Currently, the lentil-weighted Gro Drought Index (GDI) for Canada, which produces 40% of the world’s lentils, is at a 20-year high for this time of year, suggesting a further decline in forecasted Canadian production. The lentil-weighted GDI for Canada has been indicating 20-year highs since mid-June.
Turkey, another leading lentil producer, is also suffering from drought that has impeded its crop. The lentil-weighted GDI for Turkey is now also at a 20-year high for this time of year. Wildfires are burning out of control in the country.
Sri Lanka, the world’s seventh-largest lentils importer, has declared an economic emergency authorizing authorities to seize stocks of staple foods and set their prices in order to combat inflation. This is one of the most aggressive actions taken by a government thus far, but similar moves could happen elsewhere.
Additionally, to reduce the high cost of lentil imports, India, the world’s largest lentils importer, recently lowered its import tax from 10% to 0%.
Gro has created a series of real-time food inflation indices for major countries, including the US, China, India, Brazil, Canada, and Turkey.
According to Statistics Canada’s (STATCAN) projections, lentil production in the Canadian Prairies will likely come in at 1.98 million tonnes, a 31% decline versus last year. Comparable yield declines, such as those seen in 2001 and 2003, suggest that this year’s production will come in even lower, below 1.5 million tonnes. As Canada’s lentil harvest is ongoing, STATCAN will be updating its model-based field crop report later this month.

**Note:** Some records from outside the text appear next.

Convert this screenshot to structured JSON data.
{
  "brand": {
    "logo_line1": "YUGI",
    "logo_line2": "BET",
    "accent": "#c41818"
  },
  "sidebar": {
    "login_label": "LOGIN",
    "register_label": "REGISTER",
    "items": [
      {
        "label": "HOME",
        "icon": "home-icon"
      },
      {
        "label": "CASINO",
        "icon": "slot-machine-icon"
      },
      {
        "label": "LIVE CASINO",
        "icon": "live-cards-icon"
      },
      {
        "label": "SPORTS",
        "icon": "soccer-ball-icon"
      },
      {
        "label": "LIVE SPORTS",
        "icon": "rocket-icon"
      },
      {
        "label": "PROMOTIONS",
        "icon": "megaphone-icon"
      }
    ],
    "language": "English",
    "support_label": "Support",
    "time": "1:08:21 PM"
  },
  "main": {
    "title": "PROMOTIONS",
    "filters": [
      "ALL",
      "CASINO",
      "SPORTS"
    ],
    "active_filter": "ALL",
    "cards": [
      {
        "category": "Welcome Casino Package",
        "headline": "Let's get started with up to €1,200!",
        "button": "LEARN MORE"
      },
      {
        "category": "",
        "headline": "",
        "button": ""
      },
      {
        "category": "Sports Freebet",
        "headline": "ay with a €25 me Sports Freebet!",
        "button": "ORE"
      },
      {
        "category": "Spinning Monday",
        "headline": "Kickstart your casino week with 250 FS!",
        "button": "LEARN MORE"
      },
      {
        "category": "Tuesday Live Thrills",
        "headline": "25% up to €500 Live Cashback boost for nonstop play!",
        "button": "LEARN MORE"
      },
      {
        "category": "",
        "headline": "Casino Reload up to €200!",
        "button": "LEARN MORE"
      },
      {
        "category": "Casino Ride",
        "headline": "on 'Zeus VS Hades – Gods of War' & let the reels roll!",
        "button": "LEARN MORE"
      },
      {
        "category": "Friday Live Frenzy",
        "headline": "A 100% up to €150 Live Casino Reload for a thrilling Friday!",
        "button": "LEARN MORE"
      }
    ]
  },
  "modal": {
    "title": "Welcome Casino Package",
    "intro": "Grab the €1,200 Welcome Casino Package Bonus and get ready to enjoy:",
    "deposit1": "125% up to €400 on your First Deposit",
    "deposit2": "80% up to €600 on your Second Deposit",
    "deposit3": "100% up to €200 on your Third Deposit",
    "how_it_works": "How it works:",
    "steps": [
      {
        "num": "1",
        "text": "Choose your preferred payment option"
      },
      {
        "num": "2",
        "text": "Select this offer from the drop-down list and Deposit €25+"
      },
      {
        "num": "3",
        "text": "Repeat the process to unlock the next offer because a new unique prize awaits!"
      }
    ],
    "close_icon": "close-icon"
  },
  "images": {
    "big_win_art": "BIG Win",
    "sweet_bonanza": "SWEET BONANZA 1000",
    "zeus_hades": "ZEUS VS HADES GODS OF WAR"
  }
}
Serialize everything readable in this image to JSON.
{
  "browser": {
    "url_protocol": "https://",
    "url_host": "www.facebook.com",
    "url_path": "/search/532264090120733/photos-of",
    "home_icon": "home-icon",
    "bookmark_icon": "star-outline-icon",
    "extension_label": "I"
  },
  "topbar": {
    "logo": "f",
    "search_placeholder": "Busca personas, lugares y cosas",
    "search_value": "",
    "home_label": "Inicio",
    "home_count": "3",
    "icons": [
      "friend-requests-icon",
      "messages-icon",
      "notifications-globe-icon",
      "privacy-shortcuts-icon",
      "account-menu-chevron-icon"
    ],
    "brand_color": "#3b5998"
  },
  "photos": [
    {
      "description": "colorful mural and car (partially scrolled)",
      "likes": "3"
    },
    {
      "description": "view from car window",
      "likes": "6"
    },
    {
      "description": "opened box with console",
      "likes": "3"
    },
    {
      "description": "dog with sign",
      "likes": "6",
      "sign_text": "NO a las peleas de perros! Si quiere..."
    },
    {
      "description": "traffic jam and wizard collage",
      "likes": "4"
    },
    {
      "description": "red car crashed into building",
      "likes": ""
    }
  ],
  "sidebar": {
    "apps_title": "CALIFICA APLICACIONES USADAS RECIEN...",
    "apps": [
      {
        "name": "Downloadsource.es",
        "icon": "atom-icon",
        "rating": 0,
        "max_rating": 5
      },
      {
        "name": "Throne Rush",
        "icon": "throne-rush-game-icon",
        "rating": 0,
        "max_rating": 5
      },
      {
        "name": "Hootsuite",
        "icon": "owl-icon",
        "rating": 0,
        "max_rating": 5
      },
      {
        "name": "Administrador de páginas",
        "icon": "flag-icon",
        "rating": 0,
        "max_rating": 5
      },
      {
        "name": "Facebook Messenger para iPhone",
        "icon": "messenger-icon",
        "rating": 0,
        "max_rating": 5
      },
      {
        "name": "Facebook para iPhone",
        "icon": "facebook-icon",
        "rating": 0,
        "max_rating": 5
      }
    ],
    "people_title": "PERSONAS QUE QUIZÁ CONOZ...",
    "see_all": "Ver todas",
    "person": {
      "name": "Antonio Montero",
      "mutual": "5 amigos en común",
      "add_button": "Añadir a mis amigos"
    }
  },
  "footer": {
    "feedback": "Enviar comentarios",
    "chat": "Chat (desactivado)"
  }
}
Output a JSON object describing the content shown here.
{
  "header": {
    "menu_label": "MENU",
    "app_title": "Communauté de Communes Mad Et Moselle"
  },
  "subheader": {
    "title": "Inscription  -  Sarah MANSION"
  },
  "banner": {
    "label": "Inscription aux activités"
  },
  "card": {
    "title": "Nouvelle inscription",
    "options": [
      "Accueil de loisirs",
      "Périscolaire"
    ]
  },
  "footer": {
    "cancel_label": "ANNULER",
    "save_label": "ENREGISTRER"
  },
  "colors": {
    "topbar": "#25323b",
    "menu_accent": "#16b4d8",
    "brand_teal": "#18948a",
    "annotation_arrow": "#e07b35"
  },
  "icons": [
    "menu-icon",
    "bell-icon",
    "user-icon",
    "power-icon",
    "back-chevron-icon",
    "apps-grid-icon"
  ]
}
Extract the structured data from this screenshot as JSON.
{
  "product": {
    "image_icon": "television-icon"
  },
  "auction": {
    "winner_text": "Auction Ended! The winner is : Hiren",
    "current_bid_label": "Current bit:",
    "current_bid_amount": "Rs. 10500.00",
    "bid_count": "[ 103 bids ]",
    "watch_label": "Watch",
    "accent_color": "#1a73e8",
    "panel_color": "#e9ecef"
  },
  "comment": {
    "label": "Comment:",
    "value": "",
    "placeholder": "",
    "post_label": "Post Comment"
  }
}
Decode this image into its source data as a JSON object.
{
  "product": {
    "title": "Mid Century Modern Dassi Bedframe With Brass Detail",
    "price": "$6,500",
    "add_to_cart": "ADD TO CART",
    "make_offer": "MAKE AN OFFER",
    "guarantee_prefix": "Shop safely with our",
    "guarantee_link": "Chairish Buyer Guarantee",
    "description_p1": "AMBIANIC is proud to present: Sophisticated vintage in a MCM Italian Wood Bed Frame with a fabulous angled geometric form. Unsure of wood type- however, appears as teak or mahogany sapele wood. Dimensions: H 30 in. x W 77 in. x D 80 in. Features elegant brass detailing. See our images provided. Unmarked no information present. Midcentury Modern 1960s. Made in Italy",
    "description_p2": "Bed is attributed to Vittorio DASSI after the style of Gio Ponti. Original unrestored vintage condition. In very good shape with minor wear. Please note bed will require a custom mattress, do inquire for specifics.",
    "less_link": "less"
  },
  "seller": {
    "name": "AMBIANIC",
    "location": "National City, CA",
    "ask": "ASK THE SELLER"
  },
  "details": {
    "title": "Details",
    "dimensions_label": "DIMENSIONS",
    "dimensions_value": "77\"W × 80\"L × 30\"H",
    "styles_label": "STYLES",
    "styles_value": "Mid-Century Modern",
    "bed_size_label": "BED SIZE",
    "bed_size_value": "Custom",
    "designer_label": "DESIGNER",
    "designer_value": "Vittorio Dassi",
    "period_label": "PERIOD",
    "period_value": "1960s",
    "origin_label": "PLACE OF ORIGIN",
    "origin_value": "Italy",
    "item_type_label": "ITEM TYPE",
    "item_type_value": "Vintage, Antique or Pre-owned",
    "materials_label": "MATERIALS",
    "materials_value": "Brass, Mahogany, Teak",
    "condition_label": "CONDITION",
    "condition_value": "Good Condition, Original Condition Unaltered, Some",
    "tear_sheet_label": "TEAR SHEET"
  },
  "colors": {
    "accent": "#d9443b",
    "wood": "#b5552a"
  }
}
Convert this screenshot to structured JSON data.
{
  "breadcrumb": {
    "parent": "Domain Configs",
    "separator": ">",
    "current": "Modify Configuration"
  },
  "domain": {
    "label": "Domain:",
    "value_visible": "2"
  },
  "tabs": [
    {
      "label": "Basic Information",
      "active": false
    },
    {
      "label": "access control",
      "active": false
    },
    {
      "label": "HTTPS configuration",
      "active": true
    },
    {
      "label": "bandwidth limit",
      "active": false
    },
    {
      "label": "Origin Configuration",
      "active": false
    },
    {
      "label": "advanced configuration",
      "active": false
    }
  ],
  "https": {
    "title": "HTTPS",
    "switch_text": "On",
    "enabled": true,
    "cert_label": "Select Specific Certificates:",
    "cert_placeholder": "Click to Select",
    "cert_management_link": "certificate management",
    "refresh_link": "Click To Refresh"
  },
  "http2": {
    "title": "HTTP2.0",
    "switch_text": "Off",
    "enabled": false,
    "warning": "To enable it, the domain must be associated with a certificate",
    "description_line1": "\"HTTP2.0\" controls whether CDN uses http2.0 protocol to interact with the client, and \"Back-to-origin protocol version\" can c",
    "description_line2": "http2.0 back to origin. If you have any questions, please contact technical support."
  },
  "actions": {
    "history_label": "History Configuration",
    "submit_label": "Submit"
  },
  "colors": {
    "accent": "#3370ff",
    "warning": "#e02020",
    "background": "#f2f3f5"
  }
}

These contractions in lentil production arrive at a particularly bad time; governments worldwide are under pressure to combat food inflation linked to soaring grain and oilseed prices.
The latest announcements from India and Sri Lanka indicate inflationary pressures are still strong around the world.
This insight was powered by the Gro platform, which enables better and faster decisions about factors affecting the entire global agricultural ecosystem. Gro organizes over 40,000 datasets from sources around the world into a unified ontology, which allows users to derive valuable insights such as this one. You can explore the data available on Gro with a free account, or please get in touch if you would like to learn more about a specific crop, region, or business issue.